by Talk Business & Politics staff (staff2@talkbusiness.net) 137 views 

Rodney Slater, former U.S. secretary of transportation and graduate of the University of Arkansas School of Law, will commemorate the 70th anniversary of Silas Hunt’s admission to the law school. Slater will present The Legacy of Silas Hunt at noon Monday (Feb. 5) in the Bobby McDaniel Classroom at the law school.

Slater will discuss Hunt’s legacy as the first black student admitted to a white Southern university since Reconstruction and the first black student admitted for graduate or professional studies. Hunt was admitted to the UA law school on Feb. 2, 1948. Hunt’s admission was a catalyst for the admission of Wiley Branton, George Haley, George Howard Jr., Christopher Mercer and Jackie Shropshire, who along with Hunt became known as The Six Pioneers.

Slater graduated from the law school in 1980, and while in school he was president of the Black American Law Students Association and the Student Bar Association. As a student, he met Haley, the school’s second black graduate and an assistant on Supreme Court case Brown v. Board of Education. Haley went on to become U.S. ambassador to Gambia and a confidant and lifelong mentor to Slater.

After law school, Slater became Arkansas assistant attorney general, chair of the Arkansas Highway Commission and director of governmental affairs for Arkansas State University before he joined President Bill Clinton’s administration, serving as director of the Federal Highway Administration and U.S. Secretary of Transportation.
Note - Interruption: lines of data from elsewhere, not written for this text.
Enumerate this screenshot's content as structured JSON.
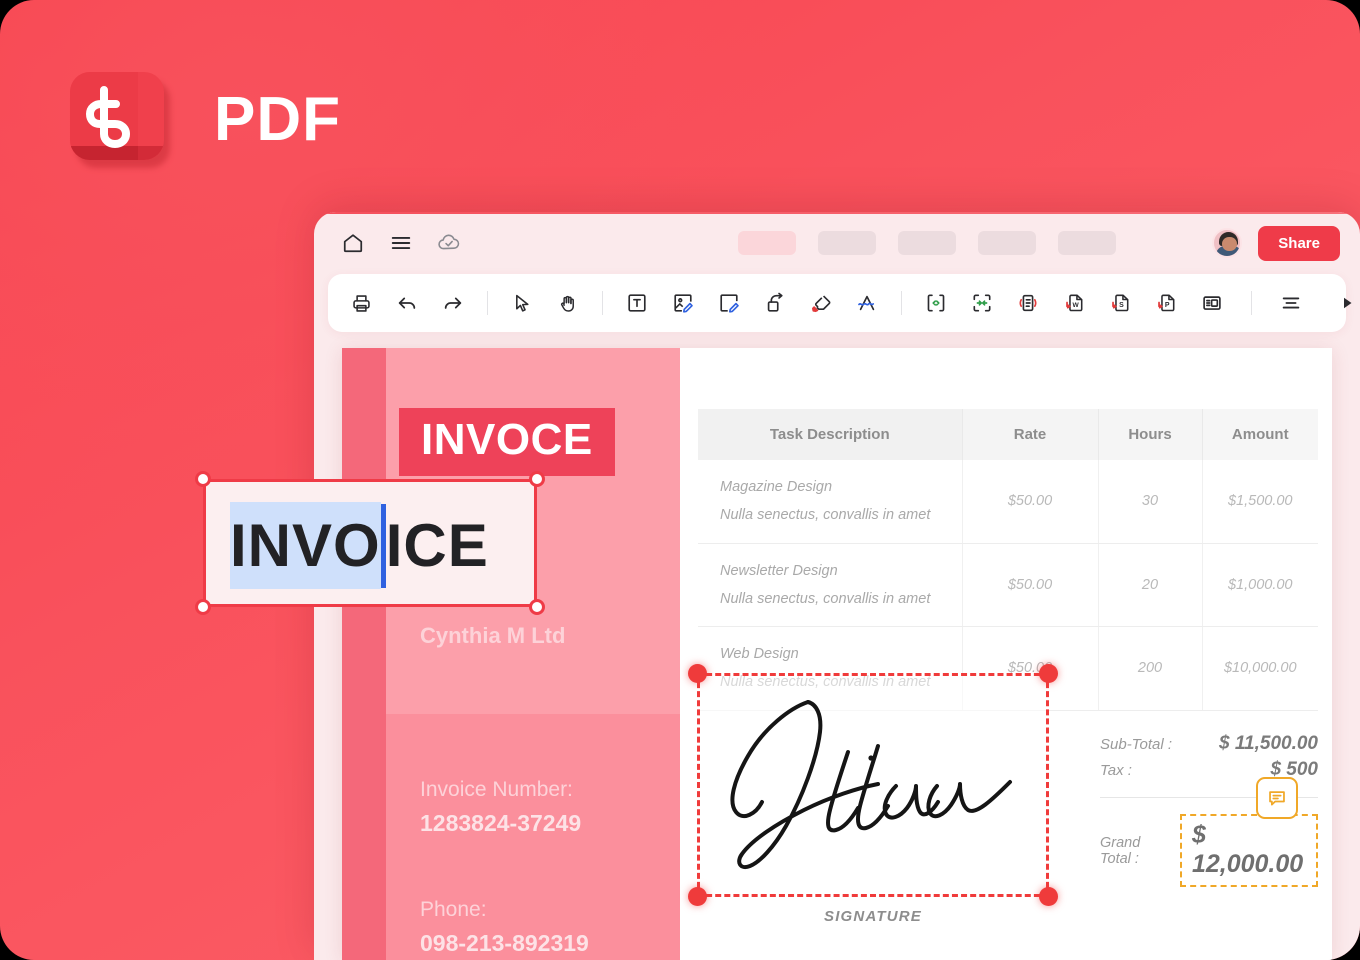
{
  "brand": {
    "title": "PDF",
    "logo_icon": "pdf-app-logo-icon"
  },
  "topbar": {
    "icons": [
      "home-icon",
      "menu-icon",
      "cloud-check-icon"
    ],
    "skeleton_tabs": [
      "tab-placeholder-1",
      "tab-placeholder-2",
      "tab-placeholder-3",
      "tab-placeholder-4",
      "tab-placeholder-5"
    ],
    "avatar": "user-avatar",
    "share_label": "Share",
    "share_color": "#ef3b49"
  },
  "toolbar": {
    "groups": [
      [
        "print-icon",
        "undo-icon",
        "redo-icon"
      ],
      [
        "select-cursor-icon",
        "hand-pan-icon"
      ],
      [
        "edit-text-box-icon",
        "edit-image-icon",
        "edit-page-icon",
        "add-link-icon",
        "eraser-icon",
        "signature-draw-icon"
      ],
      [
        "compress-pdf-icon",
        "split-pdf-icon",
        "rotate-page-icon",
        "export-word-icon",
        "export-excel-icon",
        "export-powerpoint-icon",
        "organize-pages-icon"
      ],
      [
        "list-align-icon",
        "more-tools-play-icon"
      ]
    ]
  },
  "document": {
    "left_panel": {
      "title_background_text": "INVOCE",
      "company_name": "Cynthia M Ltd",
      "fields": [
        {
          "label": "Invoice Number:",
          "value": "1283824-37249"
        },
        {
          "label": "Phone:",
          "value": "098-213-892319"
        }
      ]
    },
    "table": {
      "columns": [
        "Task Description",
        "Rate",
        "Hours",
        "Amount"
      ],
      "rows": [
        {
          "task": "Magazine Design",
          "subtitle": "Nulla senectus, convallis in amet",
          "rate": "$50.00",
          "hours": "30",
          "amount": "$1,500.00"
        },
        {
          "task": "Newsletter Design",
          "subtitle": "Nulla senectus, convallis in amet",
          "rate": "$50.00",
          "hours": "20",
          "amount": "$1,000.00"
        },
        {
          "task": "Web Design",
          "subtitle": "Nulla senectus, convallis in amet",
          "rate": "$50.00",
          "hours": "200",
          "amount": "$10,000.00"
        }
      ]
    },
    "totals": {
      "subtotal_label": "Sub-Total :",
      "subtotal_value": "$ 11,500.00",
      "tax_label": "Tax :",
      "tax_value": "$ 500",
      "grand_label": "Grand Total :",
      "grand_value": "$ 12,000.00",
      "grand_highlight_color": "#f0a828",
      "comment_icon": "comment-bubble-icon"
    },
    "signature": {
      "name": "Jillian",
      "caption": "SIGNATURE",
      "selection_color": "#ef3b3b"
    }
  },
  "text_edit_overlay": {
    "selected_text": "INVO",
    "remaining_text": "ICE",
    "full_text": "INVOICE",
    "selection_highlight_color": "#cfe0fb",
    "caret_color": "#2f61e0",
    "frame_color": "#ef3b47"
  }
}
Slater is partner at Squire Patton Boggs in Washington, D.C., and promotes safer, more efficient, environmentally sound and sustainable worldwide transportation infrastructure — a vision he set as transportation secretary. The law practice focuses on automobile use and development, aviation competition and congestion mitigation, maritime initiatives, high-speed rail corridor development and transportation safety and funding.

Comments

comments